Initial findings from Wolseong site revealed
Literally translated as “moon castle” in English, Wolseong, which measures more than 200,000 square meters (49 acres), is considered one of the most important historical sites in Korea, for it was the seat of the Silla Dynasty (57 B.C. to A.D. 935).
But after Silla fell to the Goryeo Dynasty (918-1392), Wolseong was abandoned and began to crumble away, leaving behind no records or any trace of its existence for the next 1,000 years.
The next available records on the site, which is designated as Korea’s Historic Site No. 16 as well as being on the Unesco World Heritage list, indicated it was used as farmland during the Japanese colonial period (1910-45).
“That is why the excavation process and archeological research we are conducting at the moment are of critical importance,” said Lee Jong-hoon, researcher at the Gyeongju National Research Institute of Cultural Heritage. “You don’t know what’s going to get discovered from this vast land and what new findings we’ll have of the unknown 1,000 years. It’s like a treasure island.”
In December 2014, the institute began digging trenches in several parts of this mysterious site for what would be one of the country’s most important archaeological explorations in history. Last March, it finally launched a detailed excavation investigation. And last Wednesday, the Gyeongju National Research Institute of Cultural Heritage revealed the findings to the public.
According to various historical texts including “Samguksagi,” “Samgukyusa,” “Dongguktonggam” and “Dongsagangmok,” this crescent moon-shaped land was occupied by a foreigner, whom Seoktalhae, the fourth king of Silla, called Hogong. The king found the location, so he decided to extort it from Hogong and reside there.
“Samguksagi,” or “The Chronicles of the Three States,” states that Wolseong was built in year 101 and was used for 800 years as the residence of Silla kings. “Sillabongi,” a record made during King Heongang’s (47th ruler of Silla) six-year reign, indicates that the king went up to Wolsangru, the highest point of Wolseong, together with his courtiers and looked out in every direction, and that the sound of music resonated from the surrounding homes of his people.

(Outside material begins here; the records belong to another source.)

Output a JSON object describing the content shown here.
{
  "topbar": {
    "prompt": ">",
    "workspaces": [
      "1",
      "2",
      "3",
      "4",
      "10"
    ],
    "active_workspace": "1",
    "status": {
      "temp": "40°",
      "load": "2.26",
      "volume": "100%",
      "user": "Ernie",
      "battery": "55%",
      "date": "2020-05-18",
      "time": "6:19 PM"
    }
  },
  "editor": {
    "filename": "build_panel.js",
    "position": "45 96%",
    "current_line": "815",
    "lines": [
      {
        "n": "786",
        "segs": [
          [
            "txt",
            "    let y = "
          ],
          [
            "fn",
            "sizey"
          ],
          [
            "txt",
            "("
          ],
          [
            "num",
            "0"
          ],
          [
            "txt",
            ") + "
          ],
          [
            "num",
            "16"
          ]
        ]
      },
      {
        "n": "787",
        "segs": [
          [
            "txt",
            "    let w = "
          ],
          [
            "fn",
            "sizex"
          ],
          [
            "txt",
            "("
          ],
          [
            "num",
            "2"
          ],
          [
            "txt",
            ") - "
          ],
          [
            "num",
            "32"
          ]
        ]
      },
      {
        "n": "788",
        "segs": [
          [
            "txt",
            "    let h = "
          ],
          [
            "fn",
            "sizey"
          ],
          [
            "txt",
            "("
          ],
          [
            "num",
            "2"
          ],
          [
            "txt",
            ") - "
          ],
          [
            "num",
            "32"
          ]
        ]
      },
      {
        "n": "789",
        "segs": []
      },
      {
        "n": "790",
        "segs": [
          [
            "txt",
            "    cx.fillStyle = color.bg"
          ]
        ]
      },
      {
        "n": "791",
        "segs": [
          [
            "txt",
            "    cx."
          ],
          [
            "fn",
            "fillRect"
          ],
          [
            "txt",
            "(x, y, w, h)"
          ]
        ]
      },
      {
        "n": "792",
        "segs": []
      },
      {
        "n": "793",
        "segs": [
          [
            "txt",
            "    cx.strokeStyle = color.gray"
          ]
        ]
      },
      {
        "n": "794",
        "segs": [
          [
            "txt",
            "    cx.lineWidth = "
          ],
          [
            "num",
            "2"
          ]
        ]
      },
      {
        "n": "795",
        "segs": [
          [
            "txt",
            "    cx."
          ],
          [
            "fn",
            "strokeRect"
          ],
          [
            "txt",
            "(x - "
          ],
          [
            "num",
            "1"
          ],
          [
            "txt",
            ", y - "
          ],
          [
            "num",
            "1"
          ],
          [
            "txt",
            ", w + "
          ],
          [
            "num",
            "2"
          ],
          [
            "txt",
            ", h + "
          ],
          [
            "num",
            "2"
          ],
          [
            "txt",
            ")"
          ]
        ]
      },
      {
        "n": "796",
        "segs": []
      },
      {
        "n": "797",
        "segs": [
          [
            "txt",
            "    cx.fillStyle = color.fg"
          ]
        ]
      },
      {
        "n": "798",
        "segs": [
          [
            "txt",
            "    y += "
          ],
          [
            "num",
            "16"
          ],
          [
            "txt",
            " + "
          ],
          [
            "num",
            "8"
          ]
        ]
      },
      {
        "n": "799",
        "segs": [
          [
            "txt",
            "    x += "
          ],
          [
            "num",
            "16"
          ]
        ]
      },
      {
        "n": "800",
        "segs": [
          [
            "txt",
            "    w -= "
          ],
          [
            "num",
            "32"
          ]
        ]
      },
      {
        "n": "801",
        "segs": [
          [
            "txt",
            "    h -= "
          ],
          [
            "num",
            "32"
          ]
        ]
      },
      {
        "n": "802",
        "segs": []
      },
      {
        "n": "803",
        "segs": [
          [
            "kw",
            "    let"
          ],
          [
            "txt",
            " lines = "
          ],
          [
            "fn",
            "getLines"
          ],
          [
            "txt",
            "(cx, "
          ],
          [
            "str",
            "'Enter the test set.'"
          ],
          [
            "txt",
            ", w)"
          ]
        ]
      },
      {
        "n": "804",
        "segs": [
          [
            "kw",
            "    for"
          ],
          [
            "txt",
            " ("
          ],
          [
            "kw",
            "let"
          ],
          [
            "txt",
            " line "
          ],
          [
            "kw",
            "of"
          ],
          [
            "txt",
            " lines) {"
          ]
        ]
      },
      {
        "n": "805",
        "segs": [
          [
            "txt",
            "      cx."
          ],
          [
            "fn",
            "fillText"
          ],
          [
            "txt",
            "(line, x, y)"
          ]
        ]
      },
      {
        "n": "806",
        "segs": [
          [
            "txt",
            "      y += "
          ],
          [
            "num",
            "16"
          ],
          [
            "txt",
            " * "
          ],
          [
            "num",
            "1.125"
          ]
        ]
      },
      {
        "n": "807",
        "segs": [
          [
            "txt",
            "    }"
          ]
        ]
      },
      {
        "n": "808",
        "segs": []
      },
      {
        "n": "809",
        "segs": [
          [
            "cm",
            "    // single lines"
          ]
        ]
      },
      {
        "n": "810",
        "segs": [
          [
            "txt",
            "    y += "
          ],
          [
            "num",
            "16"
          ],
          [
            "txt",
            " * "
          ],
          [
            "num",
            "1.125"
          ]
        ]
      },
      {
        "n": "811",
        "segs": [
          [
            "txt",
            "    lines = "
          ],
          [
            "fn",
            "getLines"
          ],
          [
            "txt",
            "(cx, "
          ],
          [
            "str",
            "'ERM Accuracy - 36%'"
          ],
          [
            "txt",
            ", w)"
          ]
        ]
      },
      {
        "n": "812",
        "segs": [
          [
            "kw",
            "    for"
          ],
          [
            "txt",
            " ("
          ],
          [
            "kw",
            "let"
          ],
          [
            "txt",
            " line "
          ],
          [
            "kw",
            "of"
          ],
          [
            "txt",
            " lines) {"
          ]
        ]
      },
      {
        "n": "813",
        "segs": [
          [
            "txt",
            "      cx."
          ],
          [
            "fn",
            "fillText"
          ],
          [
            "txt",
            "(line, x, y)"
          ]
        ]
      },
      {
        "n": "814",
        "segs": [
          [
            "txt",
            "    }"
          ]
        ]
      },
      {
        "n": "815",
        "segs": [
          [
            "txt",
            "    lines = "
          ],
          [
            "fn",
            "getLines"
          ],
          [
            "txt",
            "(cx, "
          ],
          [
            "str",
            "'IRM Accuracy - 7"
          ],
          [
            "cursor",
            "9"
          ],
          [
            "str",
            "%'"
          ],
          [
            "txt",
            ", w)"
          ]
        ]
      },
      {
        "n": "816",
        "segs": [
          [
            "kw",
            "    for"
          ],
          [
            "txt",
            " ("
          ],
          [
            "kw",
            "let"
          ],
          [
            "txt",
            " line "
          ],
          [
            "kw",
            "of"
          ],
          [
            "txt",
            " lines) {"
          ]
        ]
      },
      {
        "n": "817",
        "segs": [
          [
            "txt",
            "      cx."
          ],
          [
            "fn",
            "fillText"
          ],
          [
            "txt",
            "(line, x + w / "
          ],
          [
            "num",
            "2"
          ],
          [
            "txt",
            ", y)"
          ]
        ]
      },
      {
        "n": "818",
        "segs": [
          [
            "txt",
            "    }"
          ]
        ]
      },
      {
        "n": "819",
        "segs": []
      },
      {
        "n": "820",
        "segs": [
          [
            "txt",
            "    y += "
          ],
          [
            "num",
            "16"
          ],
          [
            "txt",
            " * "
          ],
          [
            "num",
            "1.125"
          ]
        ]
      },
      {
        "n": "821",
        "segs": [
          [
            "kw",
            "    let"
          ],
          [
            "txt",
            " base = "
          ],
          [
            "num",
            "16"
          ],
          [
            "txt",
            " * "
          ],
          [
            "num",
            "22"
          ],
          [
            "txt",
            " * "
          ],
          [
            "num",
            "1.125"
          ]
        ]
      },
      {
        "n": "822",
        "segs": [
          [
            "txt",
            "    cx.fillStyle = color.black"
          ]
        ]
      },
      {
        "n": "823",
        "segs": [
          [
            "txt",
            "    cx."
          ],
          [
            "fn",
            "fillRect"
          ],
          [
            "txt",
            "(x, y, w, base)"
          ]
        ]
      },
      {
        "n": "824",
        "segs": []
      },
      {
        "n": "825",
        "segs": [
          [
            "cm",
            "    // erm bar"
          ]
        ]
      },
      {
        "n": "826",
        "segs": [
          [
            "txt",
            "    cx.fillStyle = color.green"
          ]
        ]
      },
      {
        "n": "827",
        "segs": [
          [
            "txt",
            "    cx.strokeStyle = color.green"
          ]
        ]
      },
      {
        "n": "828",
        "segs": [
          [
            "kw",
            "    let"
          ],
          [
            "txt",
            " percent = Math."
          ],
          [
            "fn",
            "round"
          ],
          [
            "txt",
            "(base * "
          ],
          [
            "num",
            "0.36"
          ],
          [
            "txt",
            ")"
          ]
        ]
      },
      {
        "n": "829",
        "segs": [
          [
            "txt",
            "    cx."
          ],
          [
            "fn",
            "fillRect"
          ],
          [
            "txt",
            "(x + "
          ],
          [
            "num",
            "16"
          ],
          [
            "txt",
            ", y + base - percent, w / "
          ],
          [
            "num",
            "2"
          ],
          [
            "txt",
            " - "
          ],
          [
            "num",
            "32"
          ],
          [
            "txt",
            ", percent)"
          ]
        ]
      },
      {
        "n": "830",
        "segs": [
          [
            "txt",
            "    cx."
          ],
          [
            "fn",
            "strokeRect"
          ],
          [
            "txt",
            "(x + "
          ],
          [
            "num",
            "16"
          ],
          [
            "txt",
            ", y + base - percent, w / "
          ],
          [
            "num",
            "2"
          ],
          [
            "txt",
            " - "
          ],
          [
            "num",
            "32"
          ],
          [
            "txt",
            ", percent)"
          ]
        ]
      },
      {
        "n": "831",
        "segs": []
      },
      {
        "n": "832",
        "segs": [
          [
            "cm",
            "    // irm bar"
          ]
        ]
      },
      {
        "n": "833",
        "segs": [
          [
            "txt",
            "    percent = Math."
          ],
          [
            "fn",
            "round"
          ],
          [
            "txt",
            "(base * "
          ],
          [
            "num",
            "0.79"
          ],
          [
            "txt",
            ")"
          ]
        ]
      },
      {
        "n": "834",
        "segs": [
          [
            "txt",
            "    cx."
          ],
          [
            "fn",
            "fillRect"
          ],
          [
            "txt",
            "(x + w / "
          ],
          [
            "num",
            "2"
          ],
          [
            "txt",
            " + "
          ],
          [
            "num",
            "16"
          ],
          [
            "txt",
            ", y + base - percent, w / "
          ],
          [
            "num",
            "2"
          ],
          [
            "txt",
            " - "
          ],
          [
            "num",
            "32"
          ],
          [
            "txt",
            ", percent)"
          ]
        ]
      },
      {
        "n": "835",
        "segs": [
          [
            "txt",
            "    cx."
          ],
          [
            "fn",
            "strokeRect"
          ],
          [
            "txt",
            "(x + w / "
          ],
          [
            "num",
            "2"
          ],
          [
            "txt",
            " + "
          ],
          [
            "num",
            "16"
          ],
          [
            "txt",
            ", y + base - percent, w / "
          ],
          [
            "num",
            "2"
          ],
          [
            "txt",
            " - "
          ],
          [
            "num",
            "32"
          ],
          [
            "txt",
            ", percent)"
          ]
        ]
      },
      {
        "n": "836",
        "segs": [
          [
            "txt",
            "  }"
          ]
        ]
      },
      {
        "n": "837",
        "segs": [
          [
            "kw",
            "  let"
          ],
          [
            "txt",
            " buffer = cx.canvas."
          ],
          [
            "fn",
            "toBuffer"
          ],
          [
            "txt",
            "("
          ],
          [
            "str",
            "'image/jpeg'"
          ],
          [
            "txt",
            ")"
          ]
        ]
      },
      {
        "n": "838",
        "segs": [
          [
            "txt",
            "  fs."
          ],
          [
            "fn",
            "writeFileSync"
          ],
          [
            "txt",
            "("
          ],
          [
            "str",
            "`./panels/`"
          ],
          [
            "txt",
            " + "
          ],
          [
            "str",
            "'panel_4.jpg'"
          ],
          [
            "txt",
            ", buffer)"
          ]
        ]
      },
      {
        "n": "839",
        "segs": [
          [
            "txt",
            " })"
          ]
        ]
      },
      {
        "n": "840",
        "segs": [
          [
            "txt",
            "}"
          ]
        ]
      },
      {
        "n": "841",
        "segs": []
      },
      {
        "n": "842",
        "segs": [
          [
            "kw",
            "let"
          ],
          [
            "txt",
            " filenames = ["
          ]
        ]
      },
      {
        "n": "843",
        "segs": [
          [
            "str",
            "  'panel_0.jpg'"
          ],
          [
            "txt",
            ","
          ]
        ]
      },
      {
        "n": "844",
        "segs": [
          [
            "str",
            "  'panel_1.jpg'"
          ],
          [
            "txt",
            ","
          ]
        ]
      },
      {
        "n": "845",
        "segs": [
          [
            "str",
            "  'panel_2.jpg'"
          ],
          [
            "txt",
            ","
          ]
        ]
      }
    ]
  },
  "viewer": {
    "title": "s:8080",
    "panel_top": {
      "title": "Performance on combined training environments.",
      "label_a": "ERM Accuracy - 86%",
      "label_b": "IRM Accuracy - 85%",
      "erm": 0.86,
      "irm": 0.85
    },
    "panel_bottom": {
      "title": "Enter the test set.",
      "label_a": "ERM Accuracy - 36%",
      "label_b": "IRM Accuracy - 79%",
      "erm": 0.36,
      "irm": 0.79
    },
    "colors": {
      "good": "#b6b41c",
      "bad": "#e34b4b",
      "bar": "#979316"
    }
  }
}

But since so few records remain of how Wolseong was used, it is necessary to find out through excavation. After only a year of digging and scanning have been carried out, already quite a large number of artifacts and other pieces of evidence have been uncovered.
When this reporter visited the site last Wednesday, dozens of researchers were carefully digging in several areas, each using a pickax in the hopes of discovering evidence that will help fill in holes in Korean history.
According to the Gyeongju National Research Institute of Cultural Heritage, section C used to contain four large buildings that were presumably used for writing out royal documents.
“We conducted an underground radar search of the area and found four large buildings,” said Lee from the institute. “It looks like they were used as kings’ offices and queens’ residences.”
The researchers also dug a trench through the center of Wolseong in section C, about 2.3 meters (7.5 feet) deep, and found diverse artifacts that show the changes in lifestyles of Silla people in nine different layers of soil. According to the institute, the researchers also found out by studying the sides of the trench that they could see “two cultural layers of Unified Silla [676-935] and five of Silla.”
A large number of broken inkstones were found in this section, implying that the area had been actively used to write up official documents.
“More than 50 pieces were found, which is a lot more than other places we’ve excavated,” Lee explained. “We’ve also excavated a large number of earthenware and roof tiles of different times.”
According to Shim Young-sub, head of the institute, more discussion with experts is required to decide how to go about excavating the vast area so as to avoid mixing up artifacts from different eras.
Since the site is so huge and contains so much history, Shim said the institute will need another 20 to 30 years to complete the research. In fact, in 1915 the site was first explored by a Japanese archaeologist who uncovered animal bones and teeth, as well as grains and earthenware. Then under Park Chung Hee in 1979, the Korean government purchased the land and launched an excavation, confirming the existence of a gate on the eastern side as well as a moat. But after Park’s government fell, the research ceased. The excavation finally resumed under President Park Geun-hye, Park’s daughter, as it was one of her presidential campaign pledges.
Meanwhile, research is continuing on the west side of section A, where the institute launched the excavation mid last year. So far, they have found that the castle wall was last renovated during the eighth century. There are also traces of a gravel walking path with a width of 3 meters that looks like it was used as a road to access Wolseong during the Joseon Dynasty (1392-1910).
Despite hopes of finding traces of how Wolseong was used during the unrecorded 1,000 years after the Silla Dynasty, the institute said it hasn’t found anything so far.
“We assume that after Silla was handed over to Goryeo, no one used this site until the Japanese colonial period because perhaps people considered the site to be sacred,” Lee said. “That’s probably why there are no records or traces of anything for the next 1,000 years.”
“This year,” Shim said, “our aim is to focus on restoring the exterior of Wolseong ... to the level that anyone can recognize that this is Wolseong. After that, we’ll continue working on the inside.”
BY YIM SEUNG-HYE [email@example.com]